**Dataset**
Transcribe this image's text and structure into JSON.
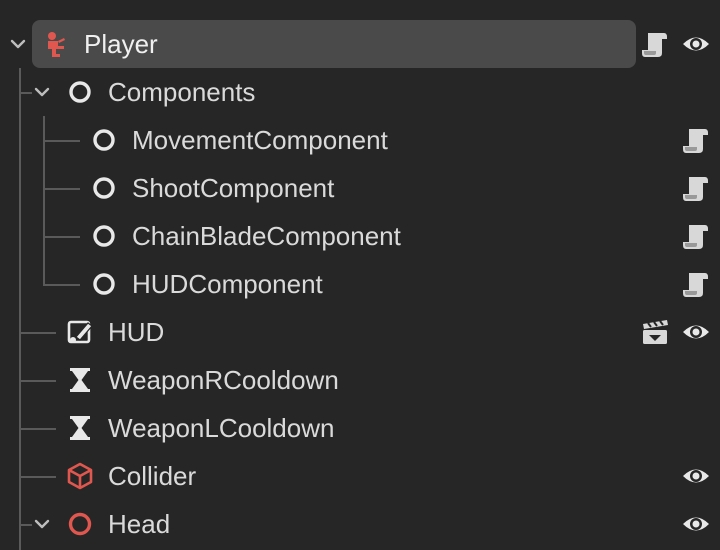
{
  "scene_tree": {
    "nodes": [
      {
        "label": "Player",
        "icon": "character-body-icon",
        "selected": true,
        "expanded": true,
        "has_script": true,
        "visible": true
      },
      {
        "label": "Components",
        "icon": "node-circle-icon",
        "expanded": true
      },
      {
        "label": "MovementComponent",
        "icon": "node-circle-icon",
        "has_script": true
      },
      {
        "label": "ShootComponent",
        "icon": "node-circle-icon",
        "has_script": true
      },
      {
        "label": "ChainBladeComponent",
        "icon": "node-circle-icon",
        "has_script": true
      },
      {
        "label": "HUDComponent",
        "icon": "node-circle-icon",
        "has_script": true
      },
      {
        "label": "HUD",
        "icon": "control-edit-icon",
        "has_scene": true,
        "visible": true
      },
      {
        "label": "WeaponRCooldown",
        "icon": "timer-hourglass-icon"
      },
      {
        "label": "WeaponLCooldown",
        "icon": "timer-hourglass-icon"
      },
      {
        "label": "Collider",
        "icon": "collision-shape-cube-icon",
        "visible": true
      },
      {
        "label": "Head",
        "icon": "node-circle-red-icon",
        "expanded": true,
        "visible": true
      }
    ]
  },
  "colors": {
    "background": "#262626",
    "selection": "#4a4a4a",
    "text": "#dadada",
    "icon_red": "#e0574f",
    "icon_white": "#e8e8e8",
    "guide_line": "#5a5a5a"
  }
}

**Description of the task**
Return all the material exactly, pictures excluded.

**Task answer**
Transcribe this image's text and structure into JSON.
{
  "scene_tree": {
    "nodes": [
      {
        "label": "Player",
        "icon": "character-body-icon",
        "selected": true,
        "expanded": true,
        "has_script": true,
        "visible": true
      },
      {
        "label": "Components",
        "icon": "node-circle-icon",
        "expanded": true
      },
      {
        "label": "MovementComponent",
        "icon": "node-circle-icon",
        "has_script": true
      },
      {
        "label": "ShootComponent",
        "icon": "node-circle-icon",
        "has_script": true
      },
      {
        "label": "ChainBladeComponent",
        "icon": "node-circle-icon",
        "has_script": true
      },
      {
        "label": "HUDComponent",
        "icon": "node-circle-icon",
        "has_script": true
      },
      {
        "label": "HUD",
        "icon": "control-edit-icon",
        "has_scene": true,
        "visible": true
      },
      {
        "label": "WeaponRCooldown",
        "icon": "timer-hourglass-icon"
      },
      {
        "label": "WeaponLCooldown",
        "icon": "timer-hourglass-icon"
      },
      {
        "label": "Collider",
        "icon": "collision-shape-cube-icon",
        "visible": true
      },
      {
        "label": "Head",
        "icon": "node-circle-red-icon",
        "expanded": true,
        "visible": true
      }
    ]
  },
  "colors": {
    "background": "#262626",
    "selection": "#4a4a4a",
    "text": "#dadada",
    "icon_red": "#e0574f",
    "icon_white": "#e8e8e8",
    "guide_line": "#5a5a5a"
  }
}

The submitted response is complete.